The orchestra files onstage like factotum to shrieks from the tubular bells (special mention goes to a tuba player who literally danced on). Schnittke’s (left) was a “polystylistic” style, gleaned from his composing for film: he steals from disparate genres like a magpie. Chorales, classical symphonies, Mahlerian recitatives and funereal serialism rub shoulders with a Jazz band, waltzes, tangos and military marches, all mashed together. There are titters of laughter; the wind section “dies”, walks offstage, is resurrected, and dies again; only one violinist, playing from Haydn’s Farewell Symphony, is left on stage. Schnittke claimed that he’d set down a chord and watch it dissolve under his fingers: disintegrating, disjointed lines of music contribute to mounting insanity, a real symphony of the absurd.

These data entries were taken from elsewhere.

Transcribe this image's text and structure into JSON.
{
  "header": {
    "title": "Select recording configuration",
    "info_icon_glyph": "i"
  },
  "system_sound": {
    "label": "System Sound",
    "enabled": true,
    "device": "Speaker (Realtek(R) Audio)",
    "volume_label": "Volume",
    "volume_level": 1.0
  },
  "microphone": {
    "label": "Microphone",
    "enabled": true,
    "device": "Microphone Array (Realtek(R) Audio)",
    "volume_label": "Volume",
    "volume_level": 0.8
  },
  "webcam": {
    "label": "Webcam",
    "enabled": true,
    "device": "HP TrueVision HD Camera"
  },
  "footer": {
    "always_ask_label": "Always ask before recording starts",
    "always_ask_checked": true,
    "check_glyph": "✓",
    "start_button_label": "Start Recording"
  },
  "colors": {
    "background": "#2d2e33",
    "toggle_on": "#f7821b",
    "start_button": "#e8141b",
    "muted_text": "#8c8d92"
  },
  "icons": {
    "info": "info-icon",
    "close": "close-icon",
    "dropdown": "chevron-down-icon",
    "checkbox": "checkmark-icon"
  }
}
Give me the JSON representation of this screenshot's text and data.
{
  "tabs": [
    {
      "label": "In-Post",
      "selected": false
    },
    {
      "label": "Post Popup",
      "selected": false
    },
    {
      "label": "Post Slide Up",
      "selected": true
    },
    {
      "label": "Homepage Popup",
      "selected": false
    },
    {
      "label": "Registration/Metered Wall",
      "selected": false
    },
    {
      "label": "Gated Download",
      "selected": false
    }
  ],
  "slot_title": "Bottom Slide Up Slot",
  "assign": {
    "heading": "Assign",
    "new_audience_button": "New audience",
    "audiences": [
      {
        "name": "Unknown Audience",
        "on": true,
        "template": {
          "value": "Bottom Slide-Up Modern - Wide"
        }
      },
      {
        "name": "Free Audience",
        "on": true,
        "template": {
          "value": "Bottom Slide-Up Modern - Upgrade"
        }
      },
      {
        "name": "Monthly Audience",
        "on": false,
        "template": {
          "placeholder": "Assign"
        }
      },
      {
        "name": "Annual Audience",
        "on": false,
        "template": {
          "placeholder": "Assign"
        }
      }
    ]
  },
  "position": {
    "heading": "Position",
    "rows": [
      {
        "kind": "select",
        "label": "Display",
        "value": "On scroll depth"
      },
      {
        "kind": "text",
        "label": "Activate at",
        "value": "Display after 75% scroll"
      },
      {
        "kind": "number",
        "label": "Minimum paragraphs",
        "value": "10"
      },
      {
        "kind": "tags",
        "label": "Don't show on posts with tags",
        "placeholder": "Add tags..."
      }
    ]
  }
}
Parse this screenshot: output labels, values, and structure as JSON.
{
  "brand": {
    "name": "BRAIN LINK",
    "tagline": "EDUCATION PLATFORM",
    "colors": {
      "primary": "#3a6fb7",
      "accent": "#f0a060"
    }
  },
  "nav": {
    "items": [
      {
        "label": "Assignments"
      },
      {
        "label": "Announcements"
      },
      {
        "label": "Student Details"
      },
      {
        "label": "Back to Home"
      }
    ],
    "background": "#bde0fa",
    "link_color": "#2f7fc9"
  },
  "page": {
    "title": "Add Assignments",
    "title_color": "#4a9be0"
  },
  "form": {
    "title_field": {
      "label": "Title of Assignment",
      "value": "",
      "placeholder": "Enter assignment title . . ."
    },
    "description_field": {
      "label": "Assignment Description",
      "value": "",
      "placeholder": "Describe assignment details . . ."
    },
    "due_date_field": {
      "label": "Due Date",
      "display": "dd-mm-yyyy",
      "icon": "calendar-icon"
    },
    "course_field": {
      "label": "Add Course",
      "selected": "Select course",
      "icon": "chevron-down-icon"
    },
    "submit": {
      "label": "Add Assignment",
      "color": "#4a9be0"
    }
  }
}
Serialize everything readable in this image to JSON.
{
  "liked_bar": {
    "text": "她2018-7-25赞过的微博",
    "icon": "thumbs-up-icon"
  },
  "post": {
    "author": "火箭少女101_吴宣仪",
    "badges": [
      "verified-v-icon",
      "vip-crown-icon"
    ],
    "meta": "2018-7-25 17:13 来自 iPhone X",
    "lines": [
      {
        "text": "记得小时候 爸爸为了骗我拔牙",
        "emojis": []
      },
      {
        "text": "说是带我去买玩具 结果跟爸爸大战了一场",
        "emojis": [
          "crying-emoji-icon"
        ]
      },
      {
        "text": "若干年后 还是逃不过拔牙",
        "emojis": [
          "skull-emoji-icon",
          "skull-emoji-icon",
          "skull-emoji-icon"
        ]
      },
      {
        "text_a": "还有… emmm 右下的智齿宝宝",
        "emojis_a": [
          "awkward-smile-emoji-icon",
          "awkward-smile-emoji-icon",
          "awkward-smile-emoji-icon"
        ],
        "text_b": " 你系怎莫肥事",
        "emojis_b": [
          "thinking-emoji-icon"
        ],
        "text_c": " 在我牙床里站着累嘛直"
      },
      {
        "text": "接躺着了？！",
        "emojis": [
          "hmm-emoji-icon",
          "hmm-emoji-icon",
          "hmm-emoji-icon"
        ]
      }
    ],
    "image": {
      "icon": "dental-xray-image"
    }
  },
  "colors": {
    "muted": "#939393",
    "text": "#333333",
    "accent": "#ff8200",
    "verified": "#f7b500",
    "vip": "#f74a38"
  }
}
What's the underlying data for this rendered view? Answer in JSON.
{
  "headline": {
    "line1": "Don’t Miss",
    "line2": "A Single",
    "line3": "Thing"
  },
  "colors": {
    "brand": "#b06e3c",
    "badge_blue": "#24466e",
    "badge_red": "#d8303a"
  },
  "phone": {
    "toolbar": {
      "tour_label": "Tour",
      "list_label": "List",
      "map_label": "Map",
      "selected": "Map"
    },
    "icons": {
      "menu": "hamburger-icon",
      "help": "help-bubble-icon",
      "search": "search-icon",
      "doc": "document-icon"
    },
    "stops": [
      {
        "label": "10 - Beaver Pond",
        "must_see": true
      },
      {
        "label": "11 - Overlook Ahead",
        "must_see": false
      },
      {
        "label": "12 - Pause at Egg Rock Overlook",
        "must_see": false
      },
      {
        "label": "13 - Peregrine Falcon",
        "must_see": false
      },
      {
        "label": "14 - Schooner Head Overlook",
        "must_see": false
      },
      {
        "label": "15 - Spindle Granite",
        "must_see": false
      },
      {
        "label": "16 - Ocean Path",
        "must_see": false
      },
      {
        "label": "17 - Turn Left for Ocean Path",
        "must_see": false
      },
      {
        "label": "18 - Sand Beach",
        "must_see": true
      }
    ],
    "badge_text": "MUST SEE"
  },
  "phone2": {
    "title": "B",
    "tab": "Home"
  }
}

It was performed with panache that drew bouts of laughter.

If we reply with a raised eyebrow or a despairing grin, this music surely deserves our attention, and the concert was a performance to remember, played with sincerity and humou. These pieces, a secret diary from behind the Iron Curtain, left me exhausted but enlivened: sometimes we need a certain vitriol to freshen our vision.


the photo caption for this article is the Soviet War Memorial, Budapest 

music and words

We get a bit put off by classical music, because it seems daunting and full of codes and facades, perhaps a little illegible. I don’t know the first thing about football, I haven’t kicked a ball for years: where would I begin, with all the teams, players and chants, home stadiums, famous games? Where would I begin with orchestras, great performers, composers, and famous symphonies?

Despite the facade, music brings so much good, when we get to know what we’re looking for. Then it feels like an old friend, a great mine of solace and fun and wise advice. It can help us feel understood in our problems, whatever they are – and help us feel bright through it all, and find hope. All we need is an introduction.